● **Required work**: Look through the material below. Copy each line that contains the string "favorites".

● **Input data**:
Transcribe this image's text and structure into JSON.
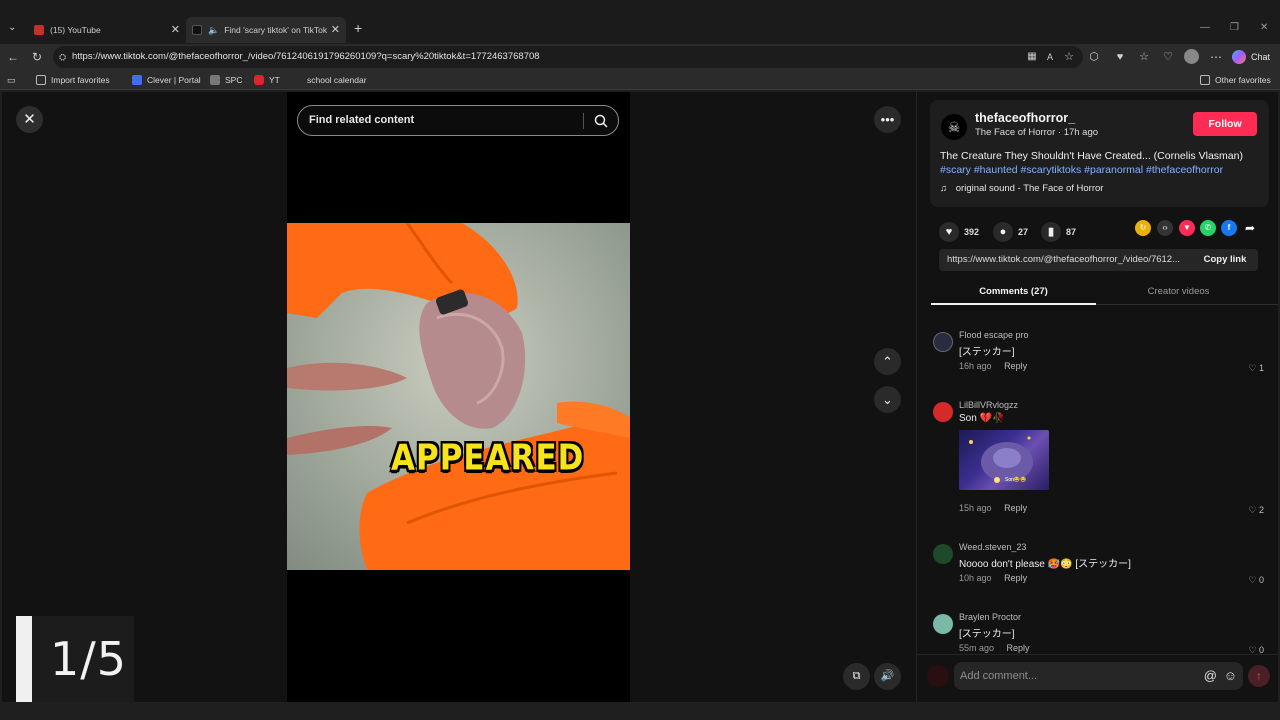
{
  "browser": {
    "tabs": [
      {
        "label": "(15) YouTube",
        "active": false
      },
      {
        "label": "Find 'scary tiktok' on TikTok |",
        "active": true
      }
    ],
    "new_tab": "+",
    "url": "https://www.tiktok.com/@thefaceofhorror_/video/7612406191796260109?q=scary%20tiktok&t=1772463768708",
    "chat_label": "Chat",
    "favorites": [
      {
        "label": "Import favorites"
      },
      {
        "label": "Clever | Portal"
      },
      {
        "label": "SPC"
      },
      {
        "label": "YT"
      },
      {
        "label": "school calendar"
      }
    ],
    "other_favorites": "Other favorites"
  },
  "video": {
    "search_placeholder": "Find related content",
    "caption": "APPEARED",
    "counter": "1/5"
  },
  "post": {
    "username": "thefaceofhorror_",
    "byline": "The Face of Horror · 17h ago",
    "follow_label": "Follow",
    "title": "The Creature They Shouldn't Have Created... (Cornelis Vlasman)",
    "hashtags": "#scary #haunted #scarytiktoks #paranormal #thefaceofhorror",
    "sound": "original sound - The Face of Horror",
    "likes": "392",
    "comments": "27",
    "saves": "87",
    "link": "https://www.tiktok.com/@thefaceofhorror_/video/7612...",
    "copy_link": "Copy link",
    "tab_comments": "Comments (27)",
    "tab_creator": "Creator videos"
  },
  "comments": [
    {
      "user": "Flood escape pro",
      "text": "[ステッカー]",
      "age": "16h ago",
      "reply": "Reply",
      "likes": "1"
    },
    {
      "user": "LilBillVRvlogzz",
      "text": "Son 💔🥀",
      "age": "15h ago",
      "reply": "Reply",
      "likes": "2",
      "image_text": "Son😂😂"
    },
    {
      "user": "Weed.steven_23",
      "text": "Noooo don't please 🥵😳 [ステッカー]",
      "age": "10h ago",
      "reply": "Reply",
      "likes": "0"
    },
    {
      "user": "Braylen Proctor",
      "text": "[ステッカー]",
      "age": "55m ago",
      "reply": "Reply",
      "likes": "0"
    }
  ],
  "composer": {
    "placeholder": "Add comment..."
  },
  "colors": {
    "accent": "#fe2c55",
    "hashtag": "#80b4ff",
    "caption": "#f7e31c"
  }
}
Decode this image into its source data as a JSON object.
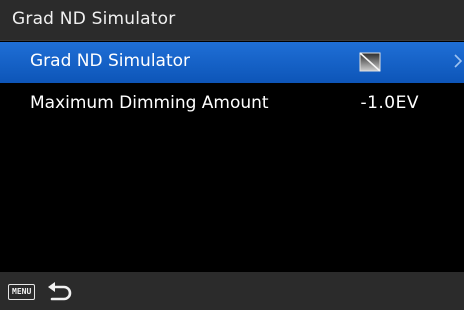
{
  "header": {
    "title": "Grad ND Simulator"
  },
  "menu": {
    "items": [
      {
        "label": "Grad ND Simulator",
        "value_icon": "grad-nd-off-icon",
        "selected": true
      },
      {
        "label": "Maximum Dimming Amount",
        "value": "-1.0EV",
        "selected": false
      }
    ]
  },
  "footer": {
    "menu_label": "MENU",
    "back_icon": "return-arrow-icon"
  },
  "colors": {
    "selection": "#1565c8",
    "header": "#2b2b2b",
    "background": "#000000"
  }
}
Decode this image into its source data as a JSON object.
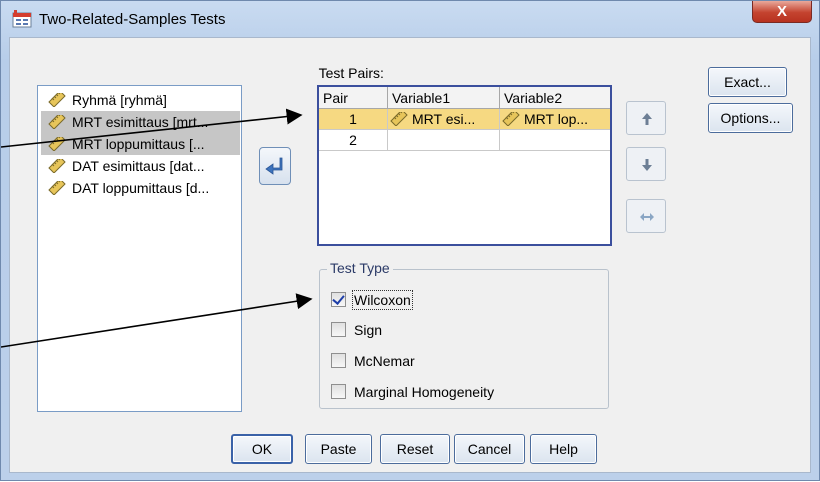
{
  "window": {
    "title": "Two-Related-Samples Tests",
    "close_label": "X"
  },
  "variables": [
    {
      "label": "Ryhmä [ryhmä]",
      "selected": false
    },
    {
      "label": "MRT esimittaus [mrt...",
      "selected": true
    },
    {
      "label": "MRT loppumittaus [...",
      "selected": true
    },
    {
      "label": "DAT esimittaus [dat...",
      "selected": false
    },
    {
      "label": "DAT loppumittaus [d...",
      "selected": false
    }
  ],
  "test_pairs": {
    "label": "Test Pairs:",
    "columns": [
      "Pair",
      "Variable1",
      "Variable2"
    ],
    "rows": [
      {
        "pair": "1",
        "variable1": "MRT esi...",
        "variable2": "MRT lop..."
      },
      {
        "pair": "2",
        "variable1": "",
        "variable2": ""
      }
    ]
  },
  "test_type": {
    "title": "Test Type",
    "options": [
      {
        "label": "Wilcoxon",
        "checked": true
      },
      {
        "label": "Sign",
        "checked": false
      },
      {
        "label": "McNemar",
        "checked": false
      },
      {
        "label": "Marginal Homogeneity",
        "checked": false
      }
    ]
  },
  "side_buttons": {
    "exact": "Exact...",
    "options": "Options..."
  },
  "bottom_buttons": {
    "ok": "OK",
    "paste": "Paste",
    "reset": "Reset",
    "cancel": "Cancel",
    "help": "Help"
  },
  "colors": {
    "selected_row": "#f6d982",
    "table_border": "#3b4f9d",
    "title_bar": "#c9dbf1",
    "close_red": "#c4432f"
  },
  "icons": [
    "spss-dialog-icon",
    "ruler-scale-icon",
    "move-arrow-icon",
    "up-arrow-icon",
    "down-arrow-icon",
    "swap-arrow-icon",
    "checkmark-icon"
  ]
}
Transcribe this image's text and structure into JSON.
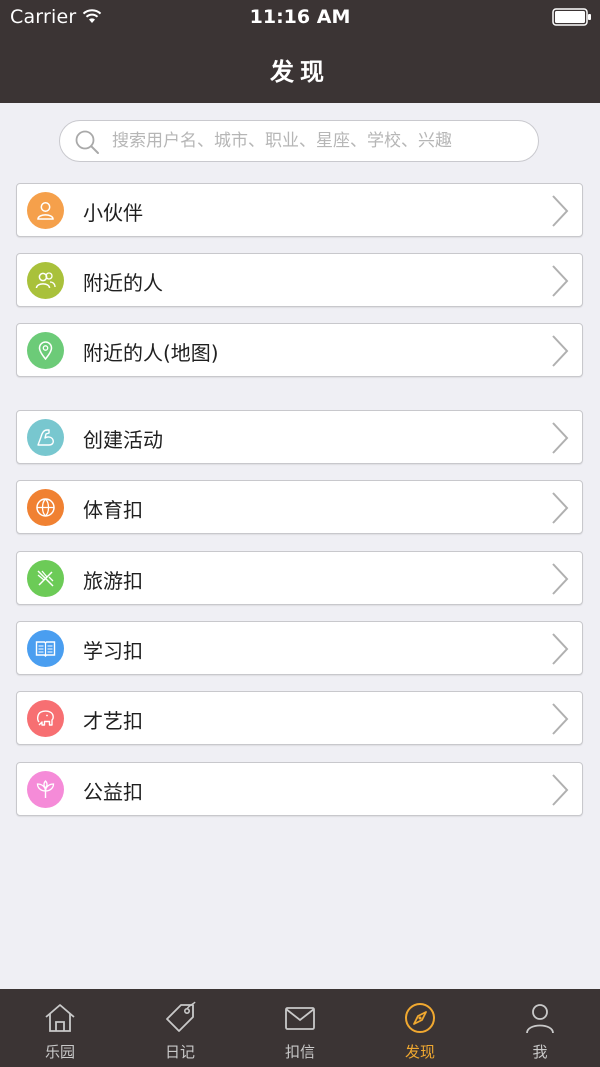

● **Expected answer**:
    "favorites": [
        "label": "Import favorites"
    "other_favorites": "Other favorites"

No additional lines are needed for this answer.